Directions for this task = Return every entry exactly. Leave nothing out.

Data excerpts:
>>>>>
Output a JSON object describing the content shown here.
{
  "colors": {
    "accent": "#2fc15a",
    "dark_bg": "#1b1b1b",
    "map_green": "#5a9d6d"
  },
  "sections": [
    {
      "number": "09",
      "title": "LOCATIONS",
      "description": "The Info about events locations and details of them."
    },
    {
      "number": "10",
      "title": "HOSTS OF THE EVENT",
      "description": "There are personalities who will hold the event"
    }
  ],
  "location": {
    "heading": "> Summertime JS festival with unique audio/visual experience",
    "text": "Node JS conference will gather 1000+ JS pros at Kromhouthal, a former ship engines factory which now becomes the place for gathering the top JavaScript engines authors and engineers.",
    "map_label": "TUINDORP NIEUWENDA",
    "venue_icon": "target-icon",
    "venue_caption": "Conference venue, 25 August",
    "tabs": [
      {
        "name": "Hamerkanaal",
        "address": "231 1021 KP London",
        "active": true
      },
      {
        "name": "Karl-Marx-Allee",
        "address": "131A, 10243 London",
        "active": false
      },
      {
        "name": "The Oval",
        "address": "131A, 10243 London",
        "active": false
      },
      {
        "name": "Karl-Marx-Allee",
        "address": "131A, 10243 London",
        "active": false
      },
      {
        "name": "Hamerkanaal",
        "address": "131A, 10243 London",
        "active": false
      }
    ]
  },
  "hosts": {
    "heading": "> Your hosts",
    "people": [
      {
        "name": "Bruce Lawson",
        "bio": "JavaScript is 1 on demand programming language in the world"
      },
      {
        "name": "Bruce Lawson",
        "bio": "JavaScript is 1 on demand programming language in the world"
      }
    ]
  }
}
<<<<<
Response to the exercise =
Output a JSON object describing the content shown here.
{
  "colors": {
    "accent": "#2fc15a",
    "dark_bg": "#1b1b1b",
    "map_green": "#5a9d6d"
  },
  "sections": [
    {
      "number": "09",
      "title": "LOCATIONS",
      "description": "The Info about events locations and details of them."
    },
    {
      "number": "10",
      "title": "HOSTS OF THE EVENT",
      "description": "There are personalities who will hold the event"
    }
  ],
  "location": {
    "heading": "> Summertime JS festival with unique audio/visual experience",
    "text": "Node JS conference will gather 1000+ JS pros at Kromhouthal, a former ship engines factory which now becomes the place for gathering the top JavaScript engines authors and engineers.",
    "map_label": "TUINDORP NIEUWENDA",
    "venue_icon": "target-icon",
    "venue_caption": "Conference venue, 25 August",
    "tabs": [
      {
        "name": "Hamerkanaal",
        "address": "231 1021 KP London",
        "active": true
      },
      {
        "name": "Karl-Marx-Allee",
        "address": "131A, 10243 London",
        "active": false
      },
      {
        "name": "The Oval",
        "address": "131A, 10243 London",
        "active": false
      },
      {
        "name": "Karl-Marx-Allee",
        "address": "131A, 10243 London",
        "active": false
      },
      {
        "name": "Hamerkanaal",
        "address": "131A, 10243 London",
        "active": false
      }
    ]
  },
  "hosts": {
    "heading": "> Your hosts",
    "people": [
      {
        "name": "Bruce Lawson",
        "bio": "JavaScript is 1 on demand programming language in the world"
      },
      {
        "name": "Bruce Lawson",
        "bio": "JavaScript is 1 on demand programming language in the world"
      }
    ]
  }
}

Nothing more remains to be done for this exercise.